Selective logging is an extensive land-use practice in South America. Governments in the region have enacted policies to promote the establishment and maintenance of economically productive and sustainable forest industries. However, both biological and policy constraints threaten to limit the viability of the industry over the long term. Biological constraints, such as slow tree growth rates, can be overcome somewhat by management practices. In order to improve the likelihood of success for sustainable management, it is important to accept that forests change over time and that managed forests may be different than those of the present. Furthermore, education campaigns must convince decision makers and the public of the value of forest resources. We recommend that the forest sector be governed by simple, understandable regulations, based on sound science and consistent enforcement, and that governments work with, instead of against, industry. Problems of tropical forest management are far from being solved, so biological and social scientists should continue to generate new knowledge to promote effective management.
|Original language||English (US)|
|Number of pages||4|
|Journal||Frontiers in Ecology and the Environment|

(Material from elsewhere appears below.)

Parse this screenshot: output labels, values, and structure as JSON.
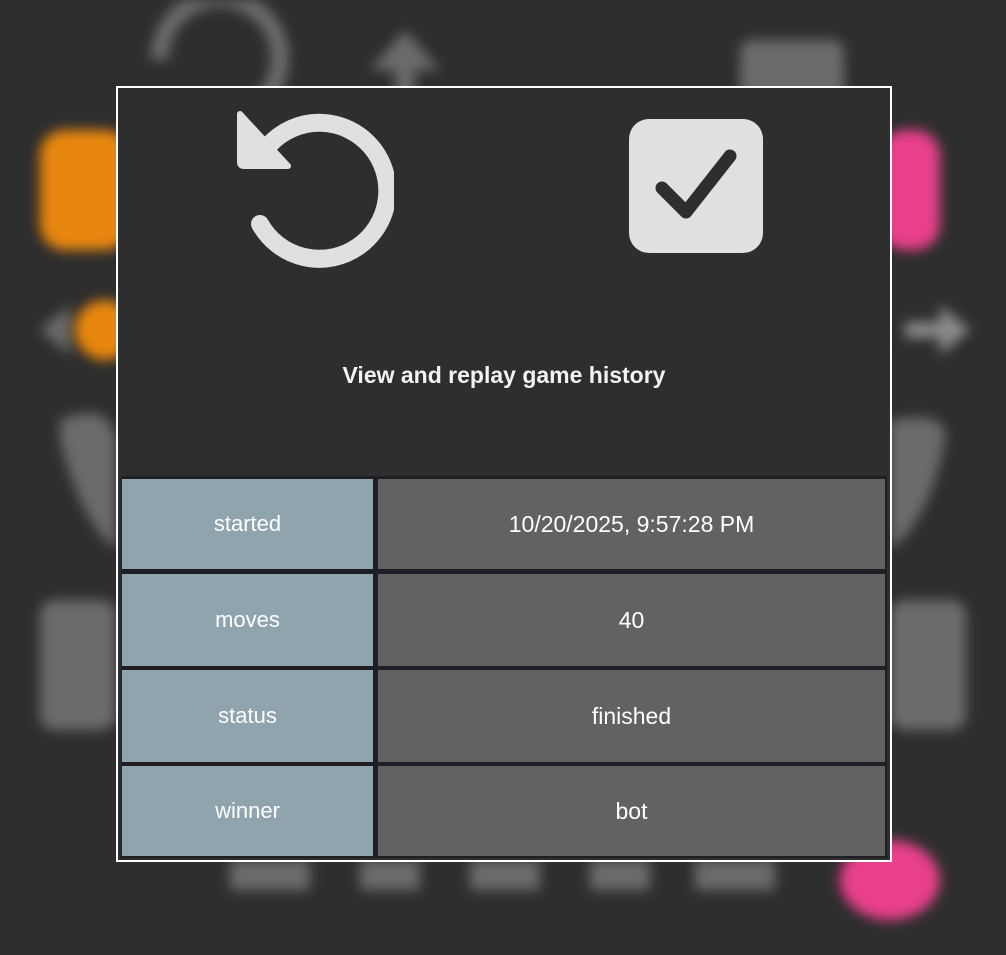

|State||Published - May 2007|
ASJC Scopus subject areas
- Ecology, Evolution, Behavior and Systematics